Work to complete – Exactly as written, please repeat the data that follows, but not the pictures.

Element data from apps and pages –
- Opening Delimiter -

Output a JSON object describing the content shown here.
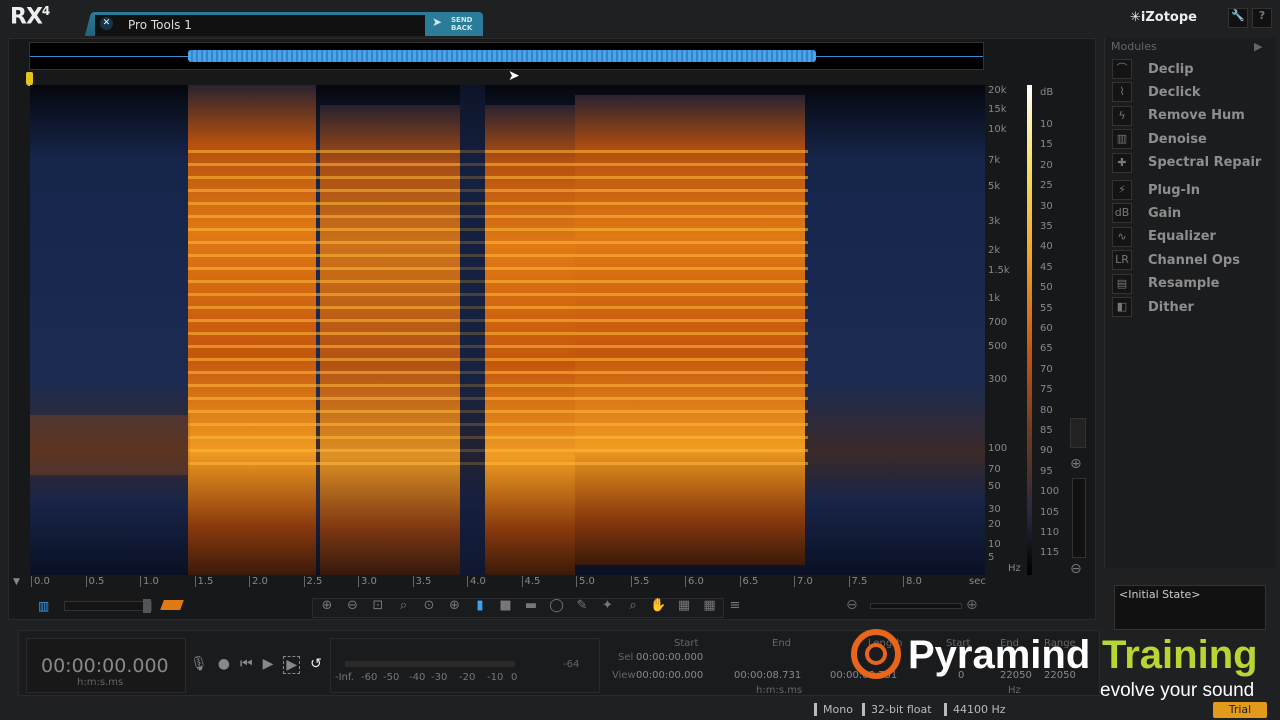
{
  "app": {
    "logo": "RX",
    "logo_version": "4",
    "brand": "iZotope"
  },
  "tab": {
    "label": "Pro Tools 1",
    "send_back": "SEND BACK"
  },
  "freq_axis": {
    "labels": [
      "20k",
      "15k",
      "10k",
      "7k",
      "5k",
      "3k",
      "2k",
      "1.5k",
      "1k",
      "700",
      "500",
      "300",
      "100",
      "70",
      "50",
      "30",
      "20",
      "10",
      "5"
    ],
    "unit": "Hz"
  },
  "db_axis": {
    "unit": "dB",
    "labels": [
      "10",
      "15",
      "20",
      "25",
      "30",
      "35",
      "40",
      "45",
      "50",
      "55",
      "60",
      "65",
      "70",
      "75",
      "80",
      "85",
      "90",
      "95",
      "100",
      "105",
      "110",
      "115"
    ]
  },
  "time_axis": {
    "labels": [
      "0.0",
      "0.5",
      "1.0",
      "1.5",
      "2.0",
      "2.5",
      "3.0",
      "3.5",
      "4.0",
      "4.5",
      "5.0",
      "5.5",
      "6.0",
      "6.5",
      "7.0",
      "7.5",
      "8.0"
    ],
    "unit": "sec"
  },
  "modules": {
    "header": "Modules",
    "items": [
      {
        "label": "Declip",
        "icon": "declip-icon",
        "g": "⌒"
      },
      {
        "label": "Declick",
        "icon": "declick-icon",
        "g": "⌇"
      },
      {
        "label": "Remove Hum",
        "icon": "hum-icon",
        "g": "ϟ"
      },
      {
        "label": "Denoise",
        "icon": "denoise-icon",
        "g": "▥"
      },
      {
        "label": "Spectral Repair",
        "icon": "spectral-repair-icon",
        "g": "✚"
      },
      {
        "label": "Plug-In",
        "icon": "plugin-icon",
        "g": "⚡"
      },
      {
        "label": "Gain",
        "icon": "gain-icon",
        "g": "dB"
      },
      {
        "label": "Equalizer",
        "icon": "eq-icon",
        "g": "∿"
      },
      {
        "label": "Channel Ops",
        "icon": "channel-ops-icon",
        "g": "LR"
      },
      {
        "label": "Resample",
        "icon": "resample-icon",
        "g": "▤"
      },
      {
        "label": "Dither",
        "icon": "dither-icon",
        "g": "◧"
      }
    ]
  },
  "history": {
    "state": "<Initial State>"
  },
  "transport": {
    "time": "00:00:00.000",
    "format": "h:m:s.ms"
  },
  "meter": {
    "peak": "-64",
    "labels": [
      "-Inf.",
      "-60",
      "-50",
      "-40",
      "-30",
      "-20",
      "-10",
      "0"
    ]
  },
  "selection": {
    "headers": [
      "Start",
      "End",
      "Length"
    ],
    "sel_label": "Sel",
    "view_label": "View",
    "sel": [
      "00:00:00.000",
      "",
      ""
    ],
    "view": [
      "00:00:00.000",
      "00:00:08.731",
      "00:00:08.731"
    ],
    "format": "h:m:s.ms",
    "freq_headers": [
      "Start",
      "End",
      "Range"
    ],
    "freq_view": [
      "0",
      "22050",
      "22050"
    ],
    "freq_unit": "Hz"
  },
  "status": {
    "channels": "Mono",
    "bit_depth": "32-bit float",
    "sample_rate": "44100 Hz",
    "trial": "Trial"
  },
  "watermark": {
    "name": "Pyramind",
    "name2": "Training",
    "tagline": "evolve your sound"
  }
}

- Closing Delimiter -

Exercise solution –
Output a JSON object describing the content shown here.
{
  "app": {
    "logo": "RX",
    "logo_version": "4",
    "brand": "iZotope"
  },
  "tab": {
    "label": "Pro Tools 1",
    "send_back": "SEND BACK"
  },
  "freq_axis": {
    "labels": [
      "20k",
      "15k",
      "10k",
      "7k",
      "5k",
      "3k",
      "2k",
      "1.5k",
      "1k",
      "700",
      "500",
      "300",
      "100",
      "70",
      "50",
      "30",
      "20",
      "10",
      "5"
    ],
    "unit": "Hz"
  },
  "db_axis": {
    "unit": "dB",
    "labels": [
      "10",
      "15",
      "20",
      "25",
      "30",
      "35",
      "40",
      "45",
      "50",
      "55",
      "60",
      "65",
      "70",
      "75",
      "80",
      "85",
      "90",
      "95",
      "100",
      "105",
      "110",
      "115"
    ]
  },
  "time_axis": {
    "labels": [
      "0.0",
      "0.5",
      "1.0",
      "1.5",
      "2.0",
      "2.5",
      "3.0",
      "3.5",
      "4.0",
      "4.5",
      "5.0",
      "5.5",
      "6.0",
      "6.5",
      "7.0",
      "7.5",
      "8.0"
    ],
    "unit": "sec"
  },
  "modules": {
    "header": "Modules",
    "items": [
      {
        "label": "Declip",
        "icon": "declip-icon",
        "g": "⌒"
      },
      {
        "label": "Declick",
        "icon": "declick-icon",
        "g": "⌇"
      },
      {
        "label": "Remove Hum",
        "icon": "hum-icon",
        "g": "ϟ"
      },
      {
        "label": "Denoise",
        "icon": "denoise-icon",
        "g": "▥"
      },
      {
        "label": "Spectral Repair",
        "icon": "spectral-repair-icon",
        "g": "✚"
      },
      {
        "label": "Plug-In",
        "icon": "plugin-icon",
        "g": "⚡"
      },
      {
        "label": "Gain",
        "icon": "gain-icon",
        "g": "dB"
      },
      {
        "label": "Equalizer",
        "icon": "eq-icon",
        "g": "∿"
      },
      {
        "label": "Channel Ops",
        "icon": "channel-ops-icon",
        "g": "LR"
      },
      {
        "label": "Resample",
        "icon": "resample-icon",
        "g": "▤"
      },
      {
        "label": "Dither",
        "icon": "dither-icon",
        "g": "◧"
      }
    ]
  },
  "history": {
    "state": "<Initial State>"
  },
  "transport": {
    "time": "00:00:00.000",
    "format": "h:m:s.ms"
  },
  "meter": {
    "peak": "-64",
    "labels": [
      "-Inf.",
      "-60",
      "-50",
      "-40",
      "-30",
      "-20",
      "-10",
      "0"
    ]
  },
  "selection": {
    "headers": [
      "Start",
      "End",
      "Length"
    ],
    "sel_label": "Sel",
    "view_label": "View",
    "sel": [
      "00:00:00.000",
      "",
      ""
    ],
    "view": [
      "00:00:00.000",
      "00:00:08.731",
      "00:00:08.731"
    ],
    "format": "h:m:s.ms",
    "freq_headers": [
      "Start",
      "End",
      "Range"
    ],
    "freq_view": [
      "0",
      "22050",
      "22050"
    ],
    "freq_unit": "Hz"
  },
  "status": {
    "channels": "Mono",
    "bit_depth": "32-bit float",
    "sample_rate": "44100 Hz",
    "trial": "Trial"
  },
  "watermark": {
    "name": "Pyramind",
    "name2": "Training",
    "tagline": "evolve your sound"
  }
}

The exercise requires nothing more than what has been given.